- ACTIVITY
Return, from the data below, each line that contains the word "JSON".

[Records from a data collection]
■ ■ ■ ■

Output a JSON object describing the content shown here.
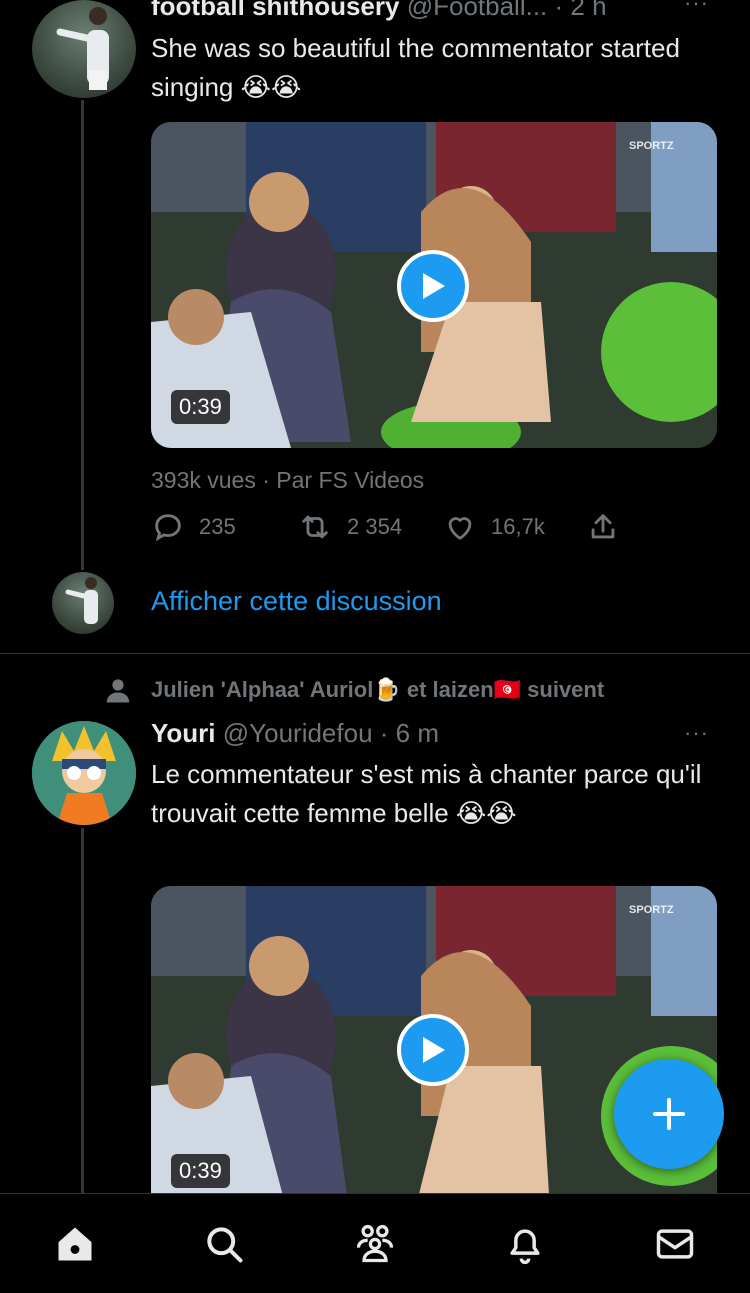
{
  "tweet1": {
    "display_name": "football shithousery",
    "handle": "@Football...",
    "time": "· 2 h",
    "more": "···",
    "text": "She was so beautiful the commentator started singing 😭😭",
    "video": {
      "duration": "0:39",
      "watermark": "SPORTZ"
    },
    "meta": "393k vues · Par FS Videos",
    "actions": {
      "replies": "235",
      "retweets": "2 354",
      "likes": "16,7k"
    }
  },
  "thread_link": {
    "label": "Afficher cette discussion"
  },
  "social_context": {
    "text": "Julien 'Alphaa' Auriol🍺 et laizen🇹🇳 suivent"
  },
  "tweet2": {
    "display_name": "Youri",
    "handle": "@Youridefou",
    "time": "· 6 m",
    "more": "···",
    "text": "Le commentateur s'est mis à chanter parce qu'il trouvait cette femme belle 😭😭",
    "video": {
      "duration": "0:39",
      "watermark": "SPORTZ"
    }
  },
  "colors": {
    "accent": "#1d9bf0",
    "muted": "#71767b",
    "background": "#000000"
  },
  "nav": [
    "home-icon",
    "search-icon",
    "communities-icon",
    "notifications-icon",
    "messages-icon"
  ]
}
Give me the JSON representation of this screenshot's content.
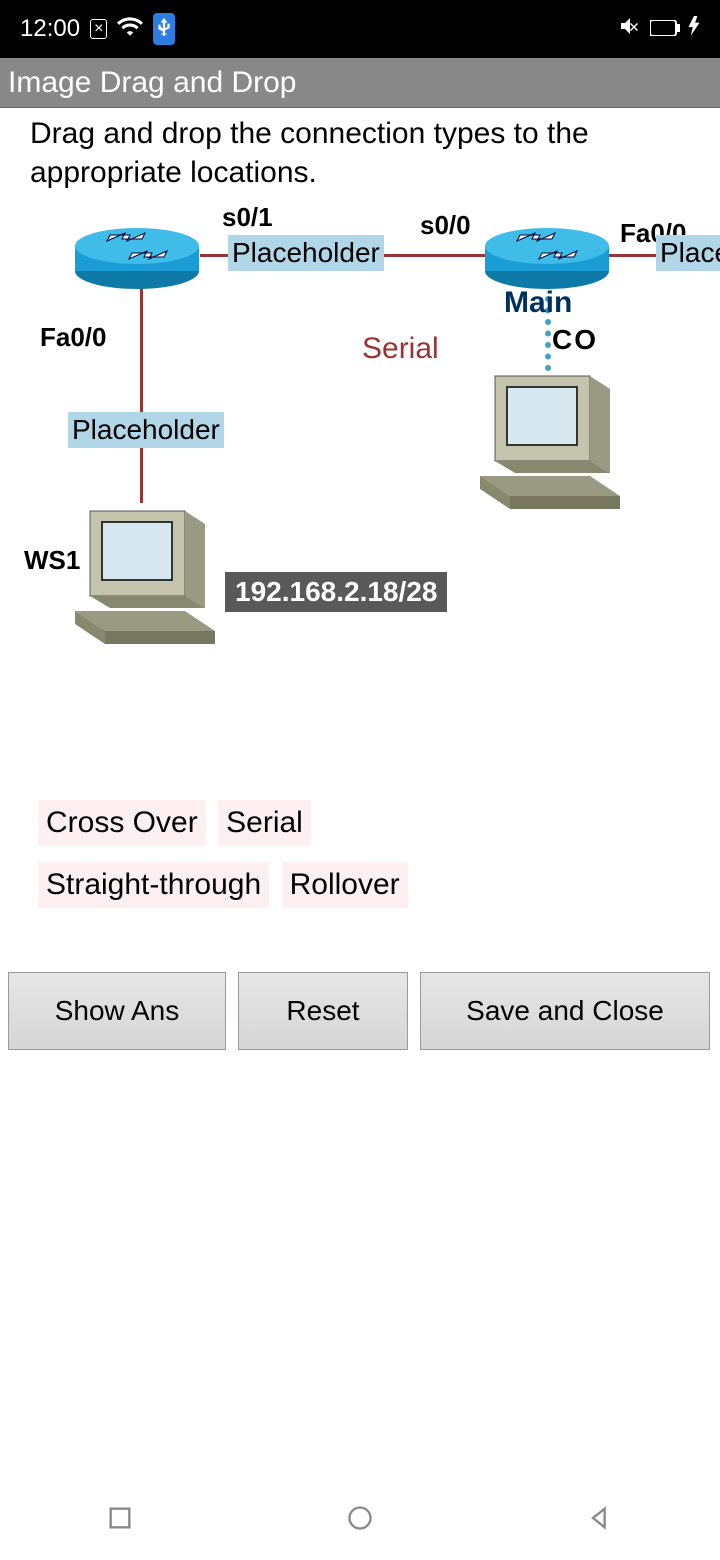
{
  "status": {
    "time": "12:00"
  },
  "app": {
    "title": "Image Drag and Drop"
  },
  "instruction": "Drag and drop the connection types to the appropriate locations.",
  "diagram": {
    "ports": {
      "s01": "s0/1",
      "s00": "s0/0",
      "fa00_right": "Fa0/0",
      "fa00_left": "Fa0/0"
    },
    "labels": {
      "main": "Main",
      "co": "CO",
      "ws1": "WS1",
      "serial": "Serial"
    },
    "placeholders": {
      "ph1": "Placeholder",
      "ph2": "Placeholder",
      "ph3": "Placeholder"
    },
    "ip": "192.168.2.18/28"
  },
  "drag_items": [
    "Cross Over",
    "Serial",
    "Straight-through",
    "Rollover"
  ],
  "buttons": {
    "show": "Show Ans",
    "reset": "Reset",
    "save": "Save and Close"
  }
}
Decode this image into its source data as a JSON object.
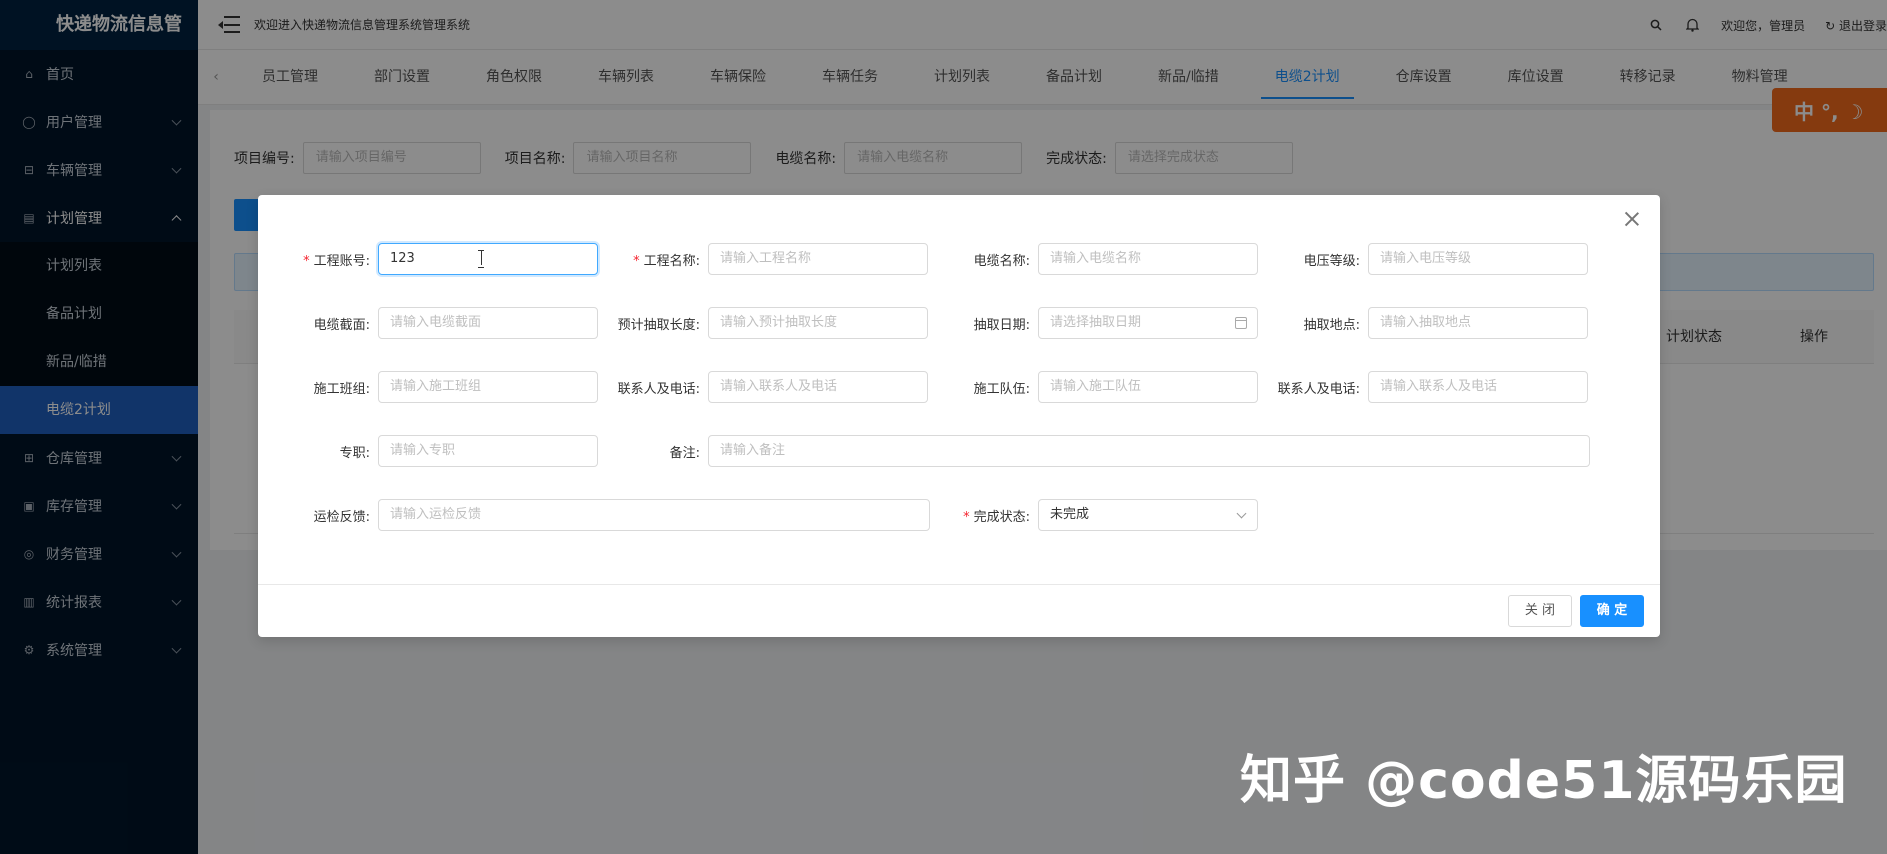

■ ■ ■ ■

- SOLUTION BELOW
Output a JSON object describing the content shown here.
Give me the JSON representation of this screenshot's content.
Decode this image into its source data as a JSON object.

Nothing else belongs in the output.